Plus-sized P.I. Savannah Reid gets a taste of the high life when she attends a Hollywood premiere on the arm of husband Dirk Coulter. Savannah may be a newlywed, but even she gets weak in the knees when she meets celebrity athlete-turned-movie-star Jason Tyrone. So imagine how she feels when the star's rock-hard body is found rock-hard dead. . .
Some guys have everything. With his stunning looks and dazzling charm, Jason Tyrone is America's favorite new action hero. Make that was. Once so spectacular in action, the blockbuster idol was found dead in his hotel room after his latest premiere. Despite his chiseled physique, Jason is never getting up again. . .
Though the autopsy reveals Jason may have gotten his killer body through doping, no one wants to believe the beloved athlete is a fraud, least of all Savannah. Soon she's deeply immersed in the dark world of body enhancing drugs, and wondering if the world-class gym where Jason worked out is really just a front for a lucrative drug ring. Was Jason's death the price he paid for threatening to expose other celebrities caught in the clutch of keeping a flawless image? Or was everyone's favorite hero a victim of his own desire to always be at the top of his game? No stranger to society's obsession with image, Savannah is determined to get to the truth. And for the voluptuous investigator, this time it's personal. . .
Praise For G.A. McKvett And The Savannah Reid Mysteries
Buried In Buttercream
"McKevett has brought an exciting twist to the seventeenth entry in the series. . .a satisfying mystery." --Booklist
"Entertaining. . .readers will relish the author's trademark wit." --Publishers Weekly
"A wonderful edition to the series." --Suspense Magazine
A Decadent Way To Die
"Superb." --Publishers Weekly (Starred Review)
"Savannah's as feisty as ever." --Kirkus Reviews
Murder a la Mode
"Added to a well-plotted mystery, the very funny depiction of a different side of reality television makes Murder á la Mode a delight." --Mystery Scene

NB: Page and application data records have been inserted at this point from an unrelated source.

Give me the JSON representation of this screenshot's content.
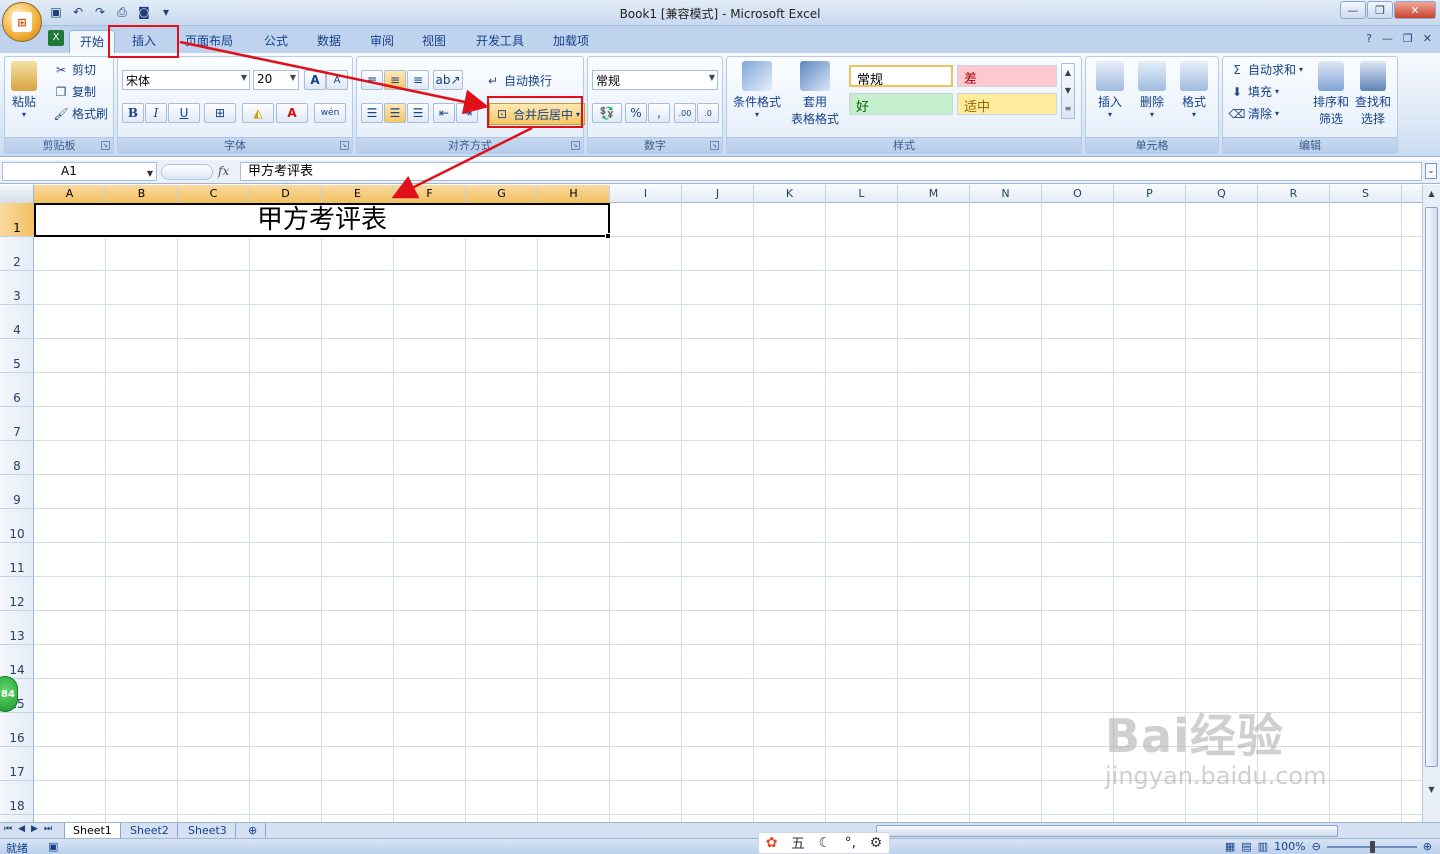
{
  "window": {
    "title": "Book1  [兼容模式] - Microsoft Excel",
    "buttons": [
      "minimize-icon",
      "restore-icon",
      "close-icon"
    ]
  },
  "qat": [
    "save-icon",
    "undo-icon",
    "redo-icon",
    "print-preview-icon",
    "camera-icon",
    "customize-icon"
  ],
  "tabs": [
    {
      "label": "开始",
      "active": true
    },
    {
      "label": "插入",
      "active": false
    },
    {
      "label": "页面布局",
      "active": false
    },
    {
      "label": "公式",
      "active": false
    },
    {
      "label": "数据",
      "active": false
    },
    {
      "label": "审阅",
      "active": false
    },
    {
      "label": "视图",
      "active": false
    },
    {
      "label": "开发工具",
      "active": false
    },
    {
      "label": "加载项",
      "active": false
    }
  ],
  "ribbon": {
    "clipboard": {
      "label": "剪贴板",
      "paste": "粘贴",
      "cut": "剪切",
      "copy": "复制",
      "format_painter": "格式刷"
    },
    "font": {
      "label": "字体",
      "name": "宋体",
      "size": "20",
      "bold": "B",
      "italic": "I",
      "underline": "U",
      "grow": "A",
      "shrink": "A",
      "font_color": "A",
      "phonetic": "wén"
    },
    "alignment": {
      "label": "对齐方式",
      "wrap_text": "自动换行",
      "merge_center": "合并后居中"
    },
    "number": {
      "label": "数字",
      "format": "常规",
      "percent": "%",
      "comma": ",",
      "inc_decimal": ".00",
      "dec_decimal": ".0"
    },
    "styles": {
      "label": "样式",
      "cond_format": "条件格式",
      "table_format_1": "套用",
      "table_format_2": "表格格式",
      "normal": "常规",
      "bad": "差",
      "good": "好",
      "neutral": "适中"
    },
    "cells": {
      "label": "单元格",
      "insert": "插入",
      "delete": "删除",
      "format": "格式"
    },
    "editing": {
      "label": "编辑",
      "autosum": "自动求和",
      "fill": "填充",
      "clear": "清除",
      "sort_1": "排序和",
      "sort_2": "筛选",
      "find_1": "查找和",
      "find_2": "选择"
    }
  },
  "formula_bar": {
    "name_box": "A1",
    "fx": "fx",
    "content": "甲方考评表"
  },
  "columns": [
    "A",
    "B",
    "C",
    "D",
    "E",
    "F",
    "G",
    "H",
    "I",
    "J",
    "K",
    "L",
    "M",
    "N",
    "O",
    "P",
    "Q",
    "R",
    "S"
  ],
  "rows": [
    "1",
    "2",
    "3",
    "4",
    "5",
    "6",
    "7",
    "8",
    "9",
    "10",
    "11",
    "12",
    "13",
    "14",
    "15",
    "16",
    "17",
    "18"
  ],
  "cell_a1": "甲方考评表",
  "sheets": [
    "Sheet1",
    "Sheet2",
    "Sheet3"
  ],
  "status": {
    "ready": "就绪",
    "zoom": "100%"
  },
  "ime": {
    "mode": "五"
  },
  "badge": "84",
  "watermark": {
    "brand": "Bai经验",
    "url": "jingyan.baidu.com"
  },
  "colors": {
    "highlight": "#e0101a",
    "accent": "#15428b",
    "selected_header": "#f1c15f"
  }
}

Peaches And Screams
"A luscious heroine, humor, and down-home characters." --Library Journal